'We’ve had an extremely positive response from parents as it provides a point-in-time test,' Brian said.

'Often many parents have not had a hearing test done since birth, so it’s useful information in tracking a child’s hearing.'

Oakleigh State School was the first to run the screening program (in 2015), and recently Hear and Say returned to the school to celebrate a significant milestone—testing the hearing of its 50,000th student.

Hear and Say Chief Executive Officer, Chris McCarthy, says the Hear to Learn program has identified more than 260 children with hearing loss and/or significant ear health issues.

'Healthy hearing plays a vital role in a child’s development, and some children with undetected problems can experience behavioural issues, poor academic performance, along with social and emotional challenges,' Chris said.

'Even a temporary hearing loss can impact a child’s ability to listen and learn in the classroom.'

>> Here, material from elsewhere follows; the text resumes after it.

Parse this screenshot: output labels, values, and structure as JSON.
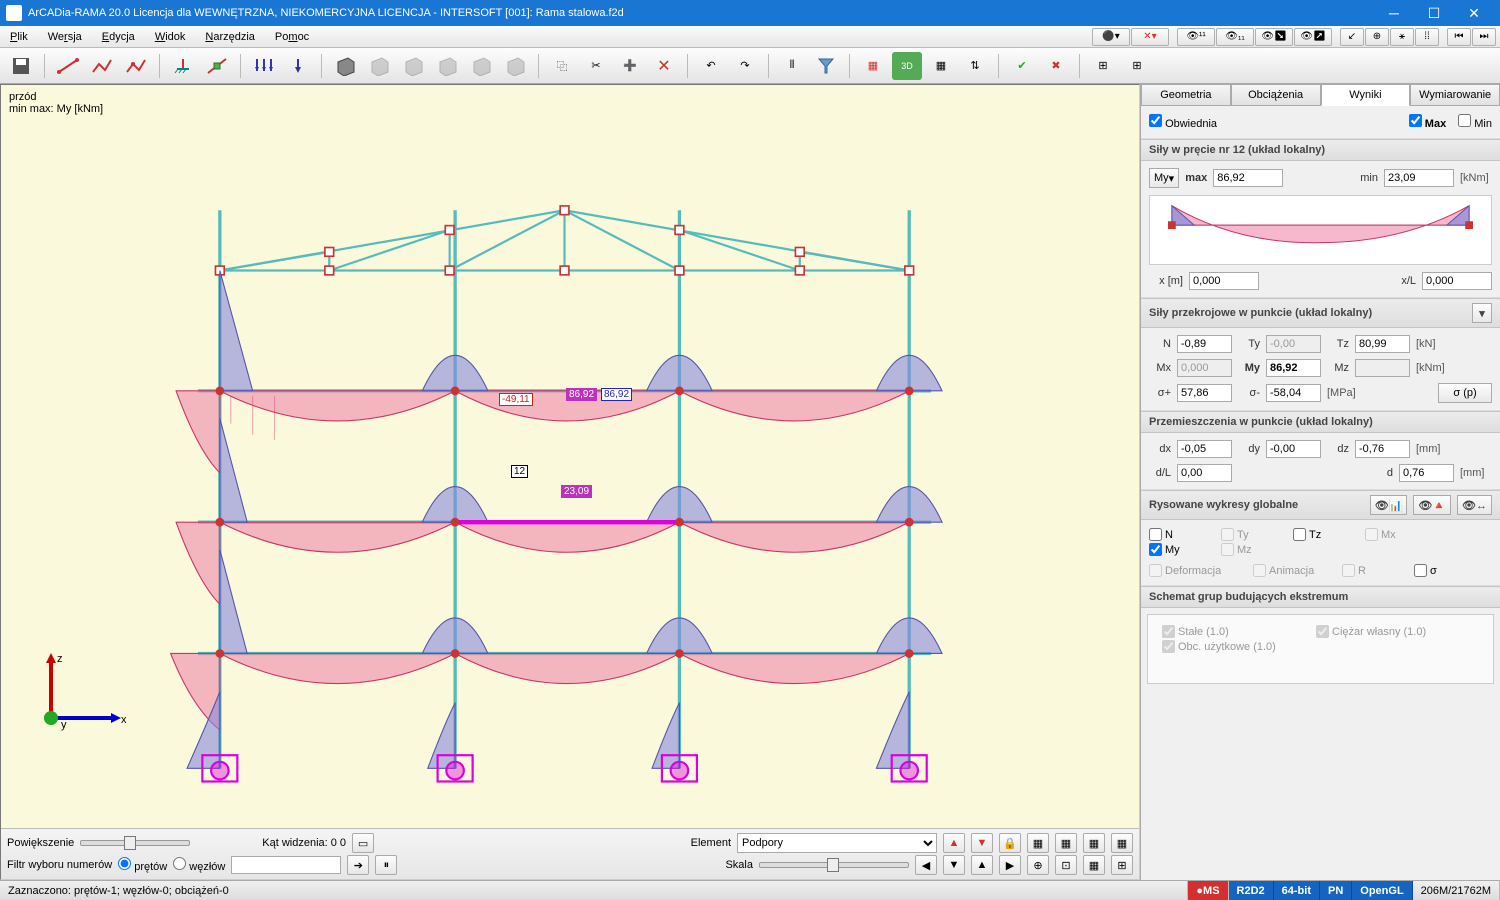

'It’s important to note that a child’s hearing may change over time—sometimes without the child, parent or teacher noticing. If left unchecked, the impact can be significant.'

10 warning signs of difficult hearing

  • Parental, caregiver or teacher concern about the child’s hearing ability
  • Speech or language delay or difficulty
  • Inappropriate responses to requests or questions, e.g. child often says “What?” or “Huh?”
  • Difficulty hearing in one or both ears when on the phone
  • Not startling to very loud sounds or asking for the volume to be turned up on electronic devices
  • Unable to detect what direction sounds are coming from
  • Inattentiveness, daydreaming
  • Frequently asks for repetition or has difficulty following directions
  • Watching others for visual cues
  • Academic difficulties and/or behavioural problems

Licence
Creative Commons Attribution 3.0 Australia (CC BY 3.0) (https://creativecommons.org/licenses/by/3.0/au/ )
Last updated
03 March 2020